My point Bernard about stopping down one stop for good measure and not worrying about diffraction is that if your DOF aperture setting or focus point is off a little, it's worse to have parts out of focus with no diffraction rather than having everything you want in focus but with some diffraction.
Which do you think is worse and under what conditions? Are there differences between medium format film that I shoot and D800 digital?
When T/S lenses and DoF stacking are not applicable then yes, you are of course correct that stopping down is a good solution. My tongue in cheek point was just that it hurts to spend a lot on top lenses and not really tap into their resolution potential. But artistic result is of course more important.
Nowadays, my preferred approach is a combination of 2 rows stitching and moderately stopped down image for the foreground that is focused closer than would have been with a single image. Live view is indeed the easiest way to find the optimal focus point both in the foreground and near infinity for the upper image row. The technique can of course be generalized to multiple rows.

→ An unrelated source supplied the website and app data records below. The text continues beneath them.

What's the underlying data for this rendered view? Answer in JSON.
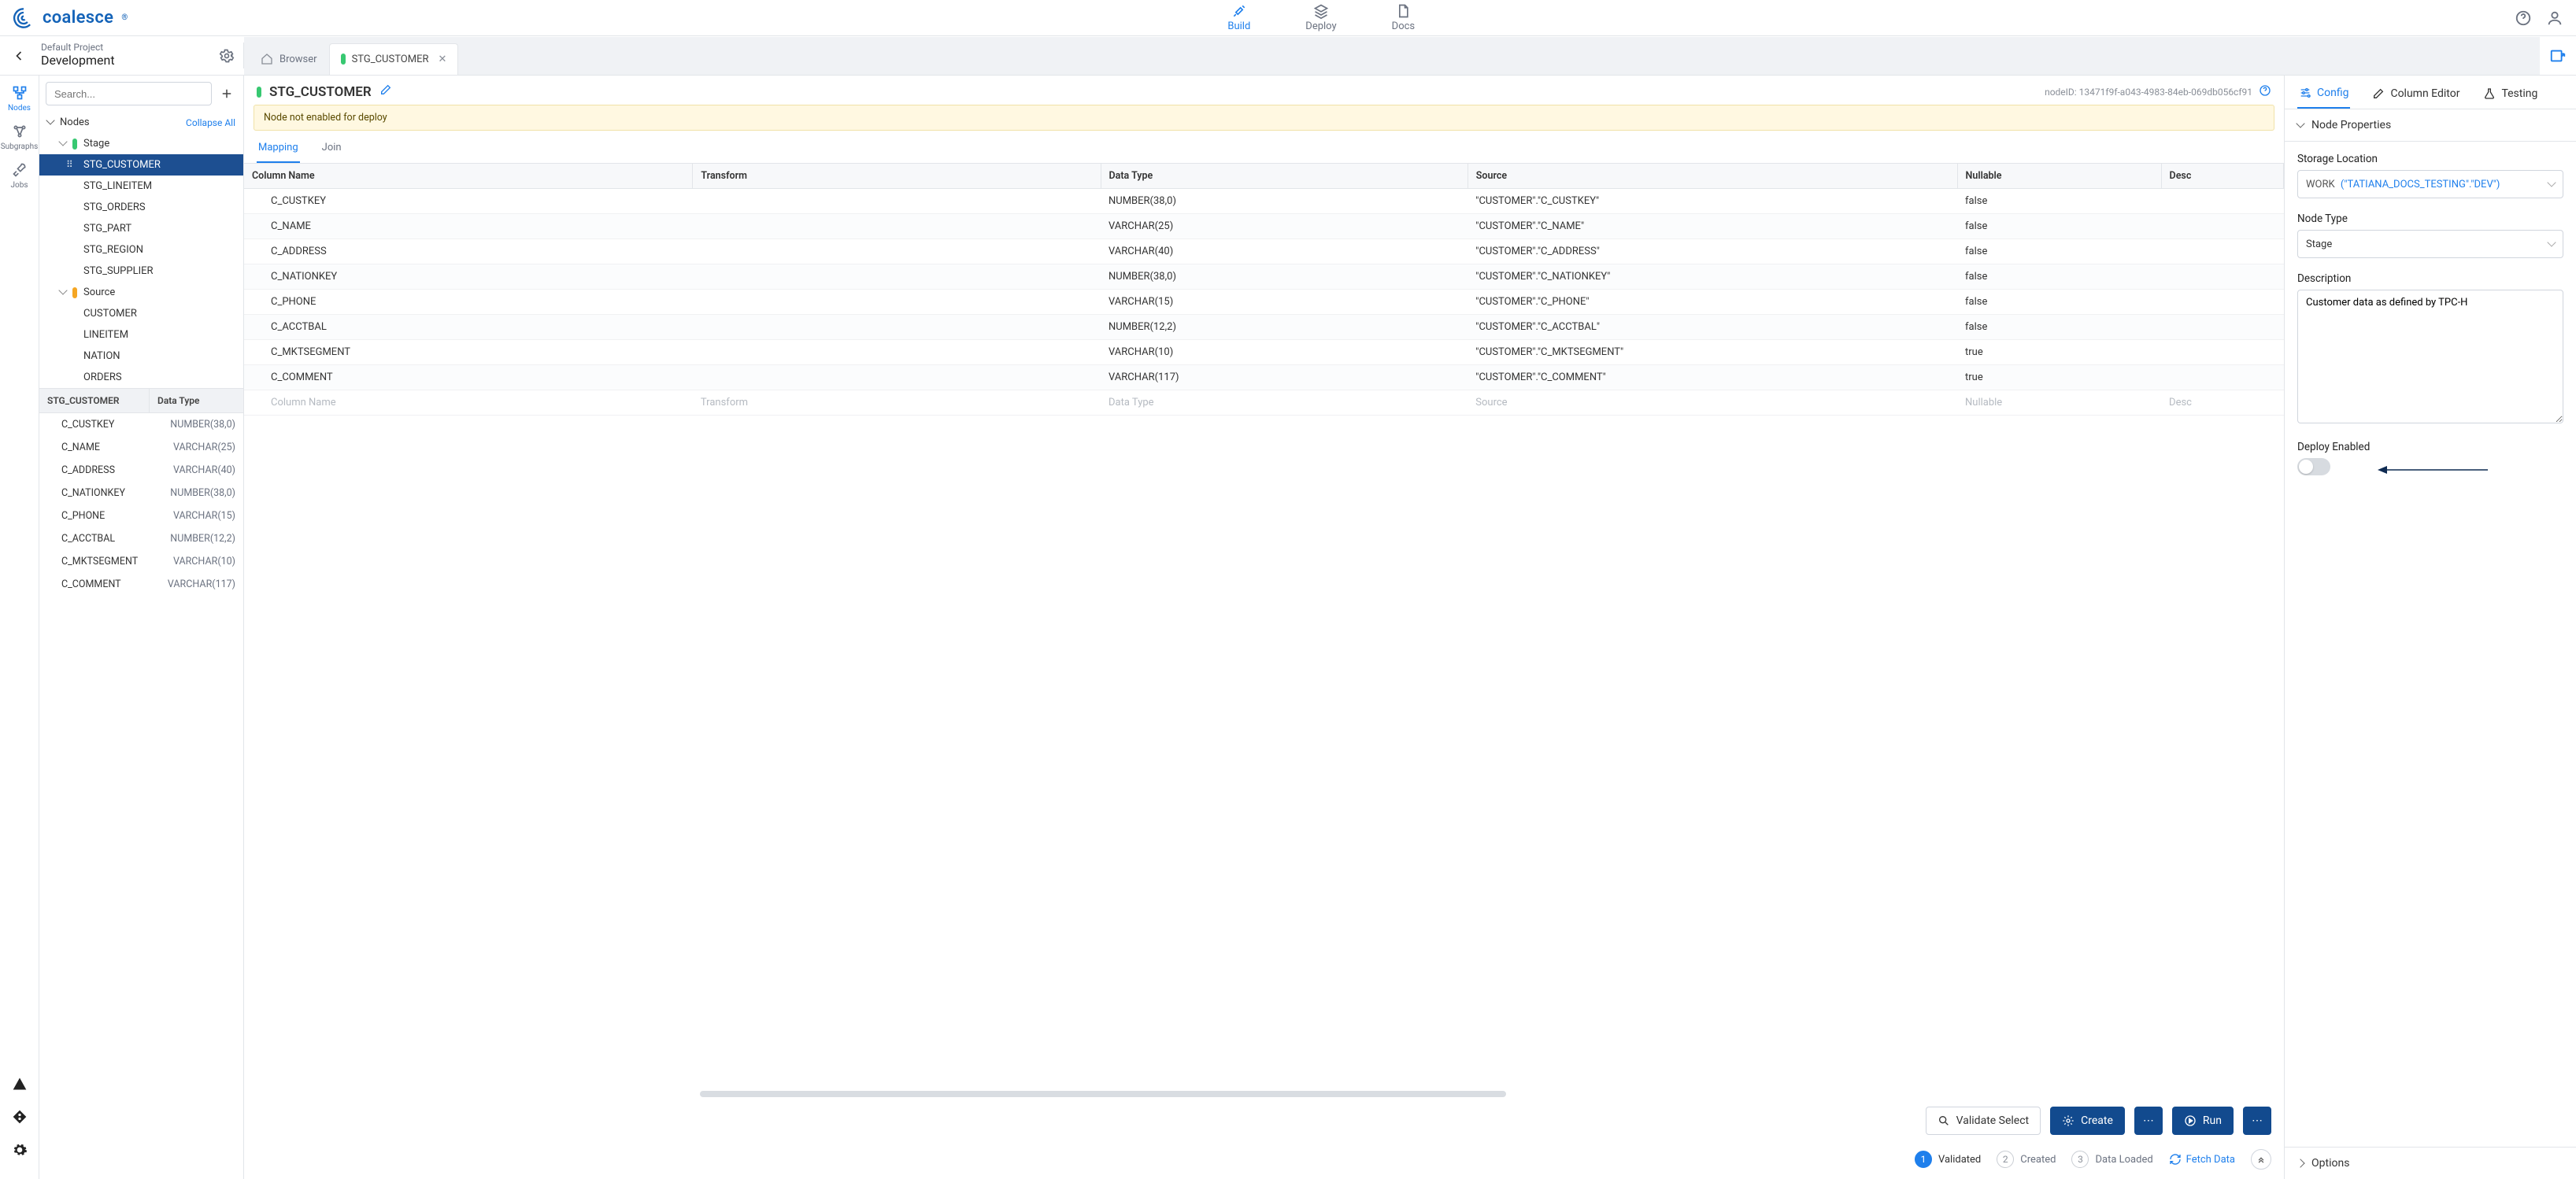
{
  "brand": "coalesce",
  "topnav": {
    "build": "Build",
    "deploy": "Deploy",
    "docs": "Docs"
  },
  "project": {
    "default_label": "Default Project",
    "name": "Development"
  },
  "browser_tab": "Browser",
  "active_tab": "STG_CUSTOMER",
  "search_placeholder": "Search...",
  "sidebar_rail": {
    "nodes": "Nodes",
    "subgraphs": "Subgraphs",
    "jobs": "Jobs"
  },
  "nodes_section": {
    "title": "Nodes",
    "collapse_all": "Collapse All"
  },
  "tree": {
    "stage": {
      "label": "Stage",
      "children": [
        "STG_CUSTOMER",
        "STG_LINEITEM",
        "STG_ORDERS",
        "STG_PART",
        "STG_REGION",
        "STG_SUPPLIER"
      ]
    },
    "source": {
      "label": "Source",
      "children": [
        "CUSTOMER",
        "LINEITEM",
        "NATION",
        "ORDERS"
      ]
    }
  },
  "lower_panel": {
    "name_header": "STG_CUSTOMER",
    "type_header": "Data Type",
    "rows": [
      {
        "n": "C_CUSTKEY",
        "t": "NUMBER(38,0)"
      },
      {
        "n": "C_NAME",
        "t": "VARCHAR(25)"
      },
      {
        "n": "C_ADDRESS",
        "t": "VARCHAR(40)"
      },
      {
        "n": "C_NATIONKEY",
        "t": "NUMBER(38,0)"
      },
      {
        "n": "C_PHONE",
        "t": "VARCHAR(15)"
      },
      {
        "n": "C_ACCTBAL",
        "t": "NUMBER(12,2)"
      },
      {
        "n": "C_MKTSEGMENT",
        "t": "VARCHAR(10)"
      },
      {
        "n": "C_COMMENT",
        "t": "VARCHAR(117)"
      }
    ]
  },
  "node": {
    "title": "STG_CUSTOMER",
    "id_label": "nodeID: 13471f9f-a043-4983-84eb-069db056cf91",
    "warn": "Node not enabled for deploy",
    "tabs": {
      "mapping": "Mapping",
      "join": "Join"
    },
    "columns": {
      "name": "Column Name",
      "transform": "Transform",
      "datatype": "Data Type",
      "source": "Source",
      "nullable": "Nullable",
      "desc": "Desc"
    },
    "rows": [
      {
        "name": "C_CUSTKEY",
        "transform": "",
        "datatype": "NUMBER(38,0)",
        "source": "\"CUSTOMER\".\"C_CUSTKEY\"",
        "nullable": "false"
      },
      {
        "name": "C_NAME",
        "transform": "",
        "datatype": "VARCHAR(25)",
        "source": "\"CUSTOMER\".\"C_NAME\"",
        "nullable": "false"
      },
      {
        "name": "C_ADDRESS",
        "transform": "",
        "datatype": "VARCHAR(40)",
        "source": "\"CUSTOMER\".\"C_ADDRESS\"",
        "nullable": "false"
      },
      {
        "name": "C_NATIONKEY",
        "transform": "",
        "datatype": "NUMBER(38,0)",
        "source": "\"CUSTOMER\".\"C_NATIONKEY\"",
        "nullable": "false"
      },
      {
        "name": "C_PHONE",
        "transform": "",
        "datatype": "VARCHAR(15)",
        "source": "\"CUSTOMER\".\"C_PHONE\"",
        "nullable": "false"
      },
      {
        "name": "C_ACCTBAL",
        "transform": "",
        "datatype": "NUMBER(12,2)",
        "source": "\"CUSTOMER\".\"C_ACCTBAL\"",
        "nullable": "false"
      },
      {
        "name": "C_MKTSEGMENT",
        "transform": "",
        "datatype": "VARCHAR(10)",
        "source": "\"CUSTOMER\".\"C_MKTSEGMENT\"",
        "nullable": "true"
      },
      {
        "name": "C_COMMENT",
        "transform": "",
        "datatype": "VARCHAR(117)",
        "source": "\"CUSTOMER\".\"C_COMMENT\"",
        "nullable": "true"
      }
    ],
    "ghost": {
      "name": "Column Name",
      "transform": "Transform",
      "datatype": "Data Type",
      "source": "Source",
      "nullable": "Nullable",
      "desc": "Desc"
    }
  },
  "actions": {
    "validate": "Validate Select",
    "create": "Create",
    "run": "Run"
  },
  "status": {
    "s1": "Validated",
    "s2": "Created",
    "s3": "Data Loaded",
    "fetch": "Fetch Data"
  },
  "right": {
    "tabs": {
      "config": "Config",
      "column": "Column Editor",
      "testing": "Testing"
    },
    "node_props": "Node Properties",
    "storage_label": "Storage Location",
    "storage_work": "WORK",
    "storage_rest": "(\"TATIANA_DOCS_TESTING\".\"DEV\")",
    "node_type_label": "Node Type",
    "node_type_value": "Stage",
    "desc_label": "Description",
    "desc_value": "Customer data as defined by TPC-H",
    "deploy_label": "Deploy Enabled",
    "options": "Options"
  }
}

I am in the process of writing an article to describe this technique that, as far as I know, I have invented. The image belw was shot with a D800 and the Otus. 2 rows pano, 8 images total.
The key difference btwn film and digital is how easy it is with digital to see that the resolution potential of the lens/sensor was not tapped into.
In the end it depends on the print size you are targeting for a given series of images. If you print at A3, then stopping down with good sharpening is all you'll ever need.